"People have no concept of how it all works," says Marvin McNew, director of Upper Wabash Interpretive Services.
He is referring to Salamonie Reservoir's earth-filled dam.
But the Upper Wabash Interpretive Services team wants to change that.
On Saturday, May 4, they will host a "Reservoir Roots" slide show at both Salamonie and Mississinewa reservoirs.
The presentation features a collection of 50-year-old slides, taken by Clyde Dawson, that document the building of the dams at Salamonie, Mississinewa and Roush Lake.
The dam at Salamonie was built over the course of three years, from 1962 to its completion in 1965.

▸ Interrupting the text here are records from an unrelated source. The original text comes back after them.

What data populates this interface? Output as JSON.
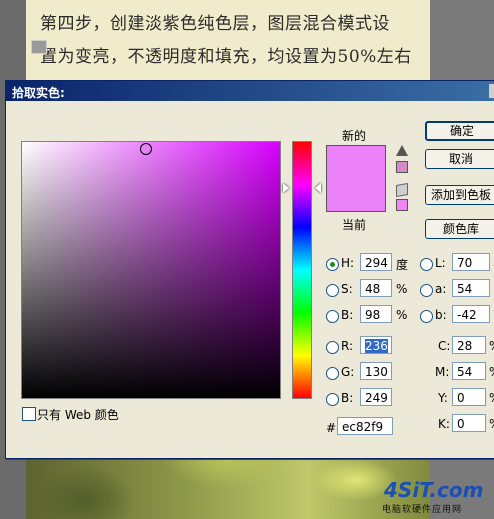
{
  "background_doc": {
    "line1": "第四步，创建淡紫色纯色层，图层混合模式设",
    "line2": "置为变亮，不透明度和填充，均设置为50%左右"
  },
  "dialog": {
    "title": "拾取实色:",
    "new_label": "新的",
    "current_label": "当前",
    "new_color": "#ec82f9",
    "current_color": "#ec82f9",
    "hue_color": "#d800ff",
    "buttons": {
      "ok": "确定",
      "cancel": "取消",
      "add_to_swatches": "添加到色板",
      "color_libraries": "颜色库"
    },
    "hsb": {
      "h_label": "H:",
      "h_value": "294",
      "h_unit": "度",
      "s_label": "S:",
      "s_value": "48",
      "s_unit": "%",
      "b_label": "B:",
      "b_value": "98",
      "b_unit": "%"
    },
    "rgb": {
      "r_label": "R:",
      "r_value": "236",
      "g_label": "G:",
      "g_value": "130",
      "b_label": "B:",
      "b_value": "249"
    },
    "lab": {
      "l_label": "L:",
      "l_value": "70",
      "a_label": "a:",
      "a_value": "54",
      "b_label": "b:",
      "b_value": "-42"
    },
    "cmyk": {
      "c_label": "C:",
      "c_value": "28",
      "c_unit": "%",
      "m_label": "M:",
      "m_value": "54",
      "m_unit": "%",
      "y_label": "Y:",
      "y_value": "0",
      "y_unit": "%",
      "k_label": "K:",
      "k_value": "0",
      "k_unit": "%"
    },
    "hex_label": "#",
    "hex_value": "ec82f9",
    "web_only_label": "只有 Web 颜色",
    "web_only_checked": false
  },
  "watermark": {
    "brand": "4SiT.com",
    "subtitle": "电脑软硬件应用网"
  }
}
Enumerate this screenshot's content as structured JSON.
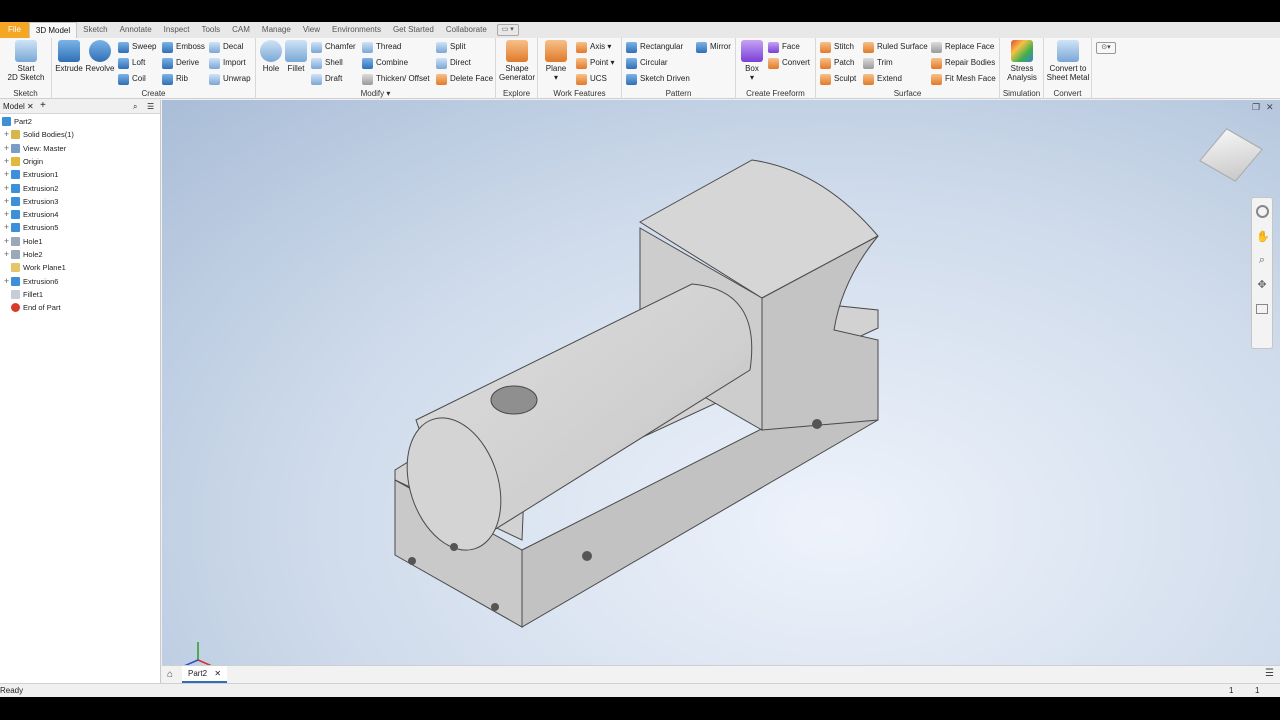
{
  "tabs": [
    "File",
    "3D Model",
    "Sketch",
    "Annotate",
    "Inspect",
    "Tools",
    "CAM",
    "Manage",
    "View",
    "Environments",
    "Get Started",
    "Collaborate"
  ],
  "ribbon": {
    "sketch": {
      "label": "Sketch",
      "start": "Start",
      "start2": "2D Sketch"
    },
    "create": {
      "label": "Create",
      "extrude": "Extrude",
      "revolve": "Revolve",
      "sweep": "Sweep",
      "loft": "Loft",
      "coil": "Coil",
      "emboss": "Emboss",
      "derive": "Derive",
      "rib": "Rib",
      "decal": "Decal",
      "import": "Import",
      "unwrap": "Unwrap"
    },
    "modify": {
      "label": "Modify",
      "hole": "Hole",
      "fillet": "Fillet",
      "chamfer": "Chamfer",
      "shell": "Shell",
      "draft": "Draft",
      "thread": "Thread",
      "combine": "Combine",
      "thicken": "Thicken/ Offset",
      "split": "Split",
      "direct": "Direct",
      "delete_face": "Delete Face"
    },
    "explore": {
      "label": "Explore",
      "shape": "Shape",
      "generator": "Generator"
    },
    "work": {
      "label": "Work Features",
      "plane": "Plane",
      "axis": "Axis",
      "point": "Point",
      "ucs": "UCS"
    },
    "pattern": {
      "label": "Pattern",
      "rectangular": "Rectangular",
      "circular": "Circular",
      "sketch_driven": "Sketch Driven",
      "mirror": "Mirror"
    },
    "freeform": {
      "label": "Create Freeform",
      "box": "Box",
      "face": "Face",
      "convert": "Convert"
    },
    "surface": {
      "label": "Surface",
      "stitch": "Stitch",
      "patch": "Patch",
      "sculpt": "Sculpt",
      "ruled": "Ruled Surface",
      "trim": "Trim",
      "extend": "Extend",
      "replace": "Replace Face",
      "repair": "Repair Bodies",
      "fit_mesh": "Fit Mesh Face"
    },
    "simulation": {
      "label": "Simulation",
      "stress": "Stress",
      "analysis": "Analysis"
    },
    "convert": {
      "label": "Convert",
      "to": "Convert to",
      "sheet": "Sheet Metal"
    }
  },
  "browser": {
    "title": "Model",
    "items": [
      "Part2",
      "Solid Bodies(1)",
      "View: Master",
      "Origin",
      "Extrusion1",
      "Extrusion2",
      "Extrusion3",
      "Extrusion4",
      "Extrusion5",
      "Hole1",
      "Hole2",
      "Work Plane1",
      "Extrusion6",
      "Fillet1",
      "End of Part"
    ]
  },
  "doc_tab": "Part2",
  "status": {
    "text": "Ready",
    "n1": "1",
    "n2": "1"
  },
  "colors": {
    "file_tab": "#f5a623",
    "accent": "#2f6fb5"
  }
}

It, like the dam at Mississinewa, is earth-filled. This means it is created of compacted earth.
The dams in this area were built to prevent flooding.

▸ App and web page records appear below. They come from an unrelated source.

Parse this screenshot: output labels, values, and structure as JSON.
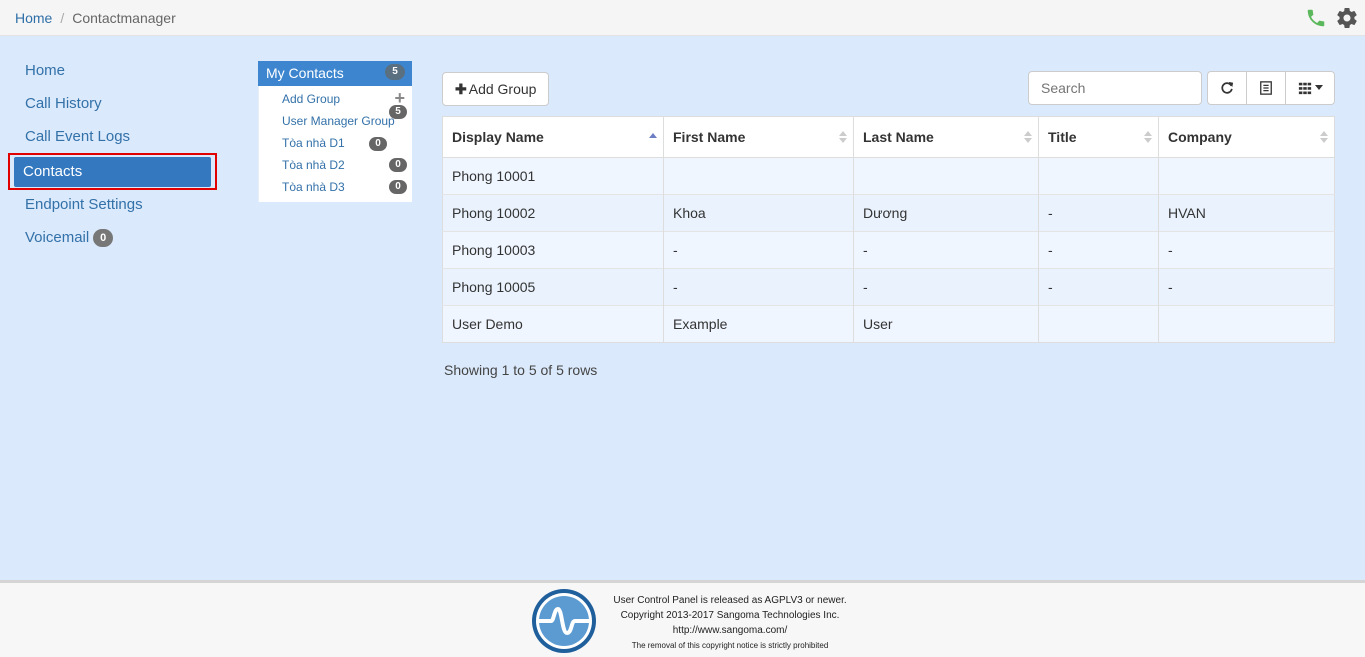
{
  "breadcrumb": {
    "home": "Home",
    "current": "Contactmanager"
  },
  "top_icons": [
    "phone-icon",
    "gear-icon"
  ],
  "nav": {
    "items": [
      {
        "label": "Home"
      },
      {
        "label": "Call History"
      },
      {
        "label": "Call Event Logs"
      },
      {
        "label": "Contacts",
        "active": true
      },
      {
        "label": "Endpoint Settings"
      },
      {
        "label": "Voicemail",
        "badge": "0"
      }
    ]
  },
  "groups": {
    "title": "My Contacts",
    "count": "5",
    "items": [
      {
        "label": "Add Group",
        "icon": "plus-icon"
      },
      {
        "label": "User Manager Group",
        "badge": "5"
      },
      {
        "label": "Tòa nhà D1",
        "badge": "0"
      },
      {
        "label": "Tòa nhà D2",
        "badge": "0"
      },
      {
        "label": "Tòa nhà D3",
        "badge": "0"
      }
    ]
  },
  "toolbar": {
    "add_group_label": "Add Group",
    "search_placeholder": "Search"
  },
  "table": {
    "columns": [
      "Display Name",
      "First Name",
      "Last Name",
      "Title",
      "Company"
    ],
    "rows": [
      [
        "Phong 10001",
        "",
        "",
        "",
        ""
      ],
      [
        "Phong 10002",
        "Khoa",
        "Dương",
        "-",
        "HVAN"
      ],
      [
        "Phong 10003",
        "-",
        "-",
        "-",
        "-"
      ],
      [
        "Phong 10005",
        "-",
        "-",
        "-",
        "-"
      ],
      [
        "User Demo",
        "Example",
        "User",
        "",
        ""
      ]
    ],
    "sorted_column": "Display Name",
    "showing": "Showing 1 to 5 of 5 rows"
  },
  "footer": {
    "line1": "User Control Panel is released as AGPLV3 or newer.",
    "line2": "Copyright 2013-2017 Sangoma Technologies Inc.",
    "line3": "http://www.sangoma.com/",
    "line4": "The removal of this copyright notice is strictly prohibited"
  },
  "colors": {
    "accent": "#3478bf",
    "highlight_border": "#e00000",
    "phone": "#5cb85c"
  }
}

Simply, a dam retains - or stores - water. Control gates, of which the Salamonie has three, measuring 5 by 16 feet, are used to manage water-flow out of the dam.
"So many people think ... they lift the gates up to let the water in instead of the other way around," says McNew.
These are exactly the misconceptions he and the interpretive team plan to correct.
"All the questions last year concerning the drought made us realize we needed to do something like this," says Laura Whiteleather.
She will be presenting the slides on May 4.
In-depth information about the dam, as well as photos of the structure during and post-construction, will be presented, including explanation of intake tubes and windows, the two 30-inch pipes that release all water on normal river flow days, the tail water and spill way areas, the intake tower and the type of machinery used to build the dams.
Other historic information and photos will be shared, including photos of a covered bridge that was in Dora, one of the three towns that were lost when the dam was built. Photos of Dora, as well as other lost towns, will be highlighted on May 4.
"There was an area of the building of the reservoirs that was not too lovely. The people that grew up on that land had to move away from it," says Whiteleather.
The photos by Dawson accurately represent the full spectrum of the build - from the cutting edge construction machinery to the displacement of people from their homes.
But the excitement didn't stop when the dam construction was finished.
Now, the reservoir offers more to the Huntington area than just flood control.
"Recreation is a byproduct," notes Whiteleather.
She says boating, fishing, camping, swimming on the beaches, backpacking, horseback riding, ice fishing, snowmobiling and cross country skiing are all part of the recreation that takes place at Salamonie Reservoir.
Wildlife management is another result of the reservoir, she says.
All the while, the reservoir is "at work, doing its job," she says.
The Wabash River carries 75 percent of Indiana's watershed, she explains.
"One inch of water covering one acre of ground is more than 27,000 gallons," she notes.
"The reservoir is something we are quite fortunate to have."
She also points out the fortuitous nature of possessing copies of Dawson's slides.
"It's quite a treasure to have copies of those slides that someone took first-hand," she says.
When Dawson was alive, Whiteleather says he presented the slides himself with what she says is an in-depth report of the reservoir's operations.
In his notes, Dawson claims that the Salamonie dam prevented $237 million of damage from being done by flooding.
The dam protects downstream communities from dangerous, and damaging, flood waters.
The "Reservoir Roots" presentation on May 4 will be in the Interpretive Center at Salamonie Reservoir at 10 a.m. and at Mississinewa's office area at 2:30 p.m.
Complete caption: This photo — originally taken by Clyde Dawson, a rural postal carrier from Lagro — shows the construction of the Salamonie Dam’s inner structure. Today the water would flow from right to left through the two 30-inch tubes sticking up from the construction. Salamonie’s earth-filled dam is 6,100 feet long and protects the area downstream from flooding. This and other photos may be seen in a slide show on May 4 at Salamonie Reservoir’s Interpretive Center.